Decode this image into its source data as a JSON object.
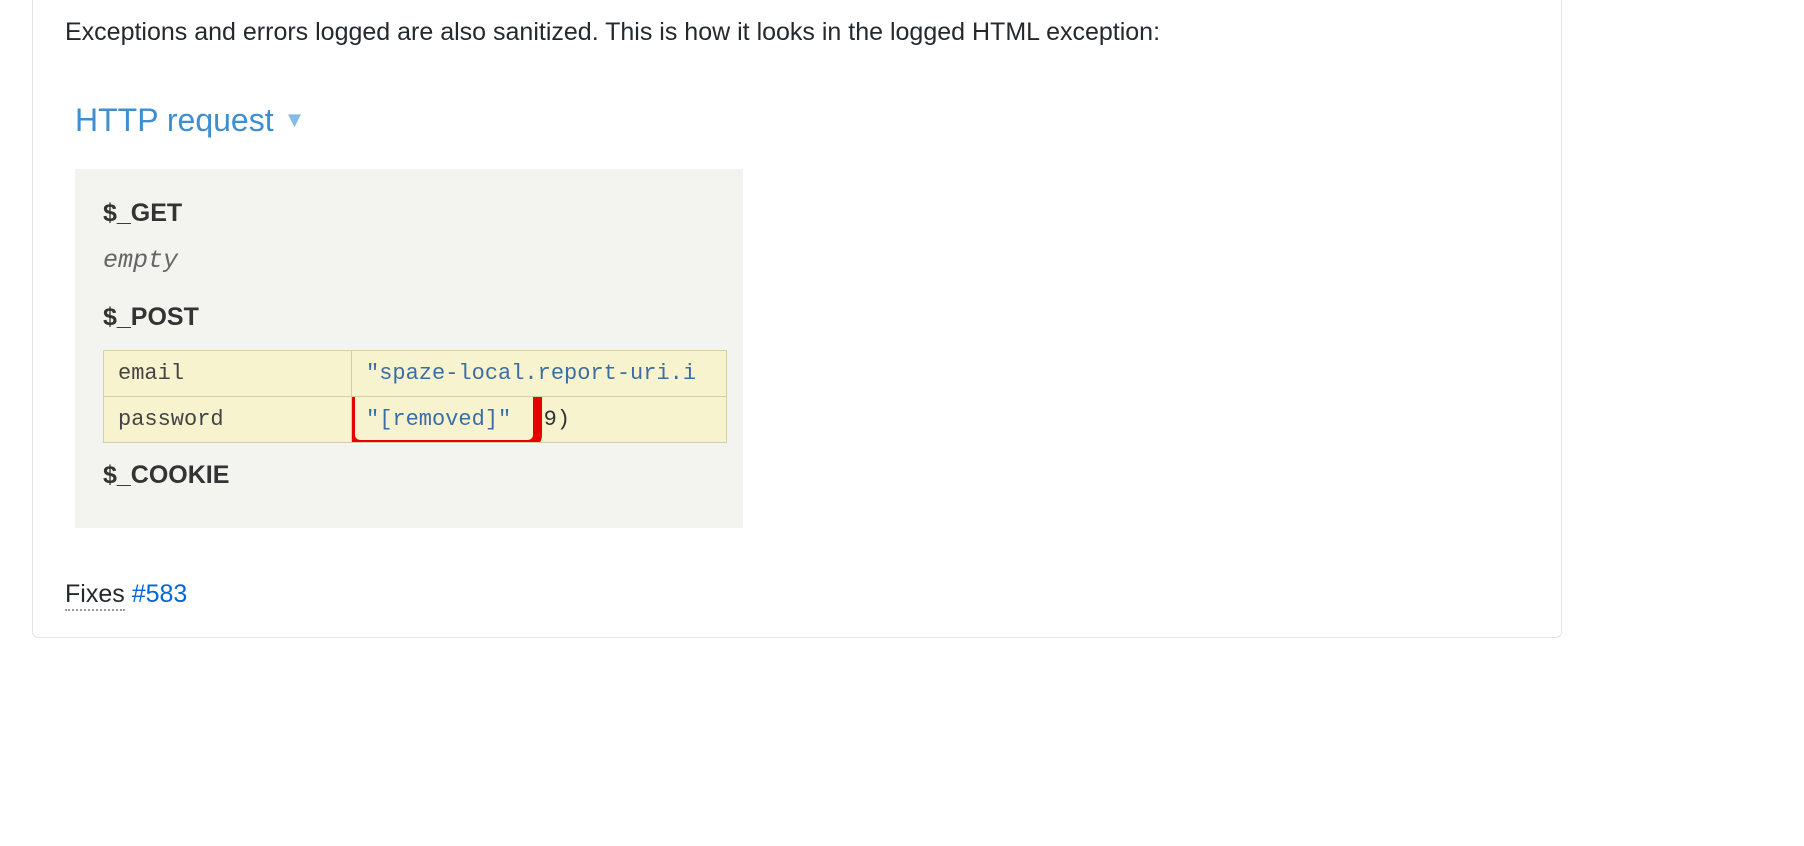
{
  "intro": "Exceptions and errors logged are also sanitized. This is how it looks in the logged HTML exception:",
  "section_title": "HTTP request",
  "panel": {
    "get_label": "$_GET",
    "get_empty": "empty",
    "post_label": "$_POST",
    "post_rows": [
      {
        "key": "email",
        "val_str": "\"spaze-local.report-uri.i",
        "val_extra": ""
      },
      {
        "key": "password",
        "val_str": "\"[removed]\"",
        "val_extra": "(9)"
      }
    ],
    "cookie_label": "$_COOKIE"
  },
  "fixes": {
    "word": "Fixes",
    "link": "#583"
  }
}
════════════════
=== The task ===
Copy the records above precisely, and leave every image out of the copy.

=== Task output ===
Decode this image into its source data as a JSON object.
{
  "intro": "Exceptions and errors logged are also sanitized. This is how it looks in the logged HTML exception:",
  "section_title": "HTTP request",
  "panel": {
    "get_label": "$_GET",
    "get_empty": "empty",
    "post_label": "$_POST",
    "post_rows": [
      {
        "key": "email",
        "val_str": "\"spaze-local.report-uri.i",
        "val_extra": ""
      },
      {
        "key": "password",
        "val_str": "\"[removed]\"",
        "val_extra": "(9)"
      }
    ],
    "cookie_label": "$_COOKIE"
  },
  "fixes": {
    "word": "Fixes",
    "link": "#583"
  }
}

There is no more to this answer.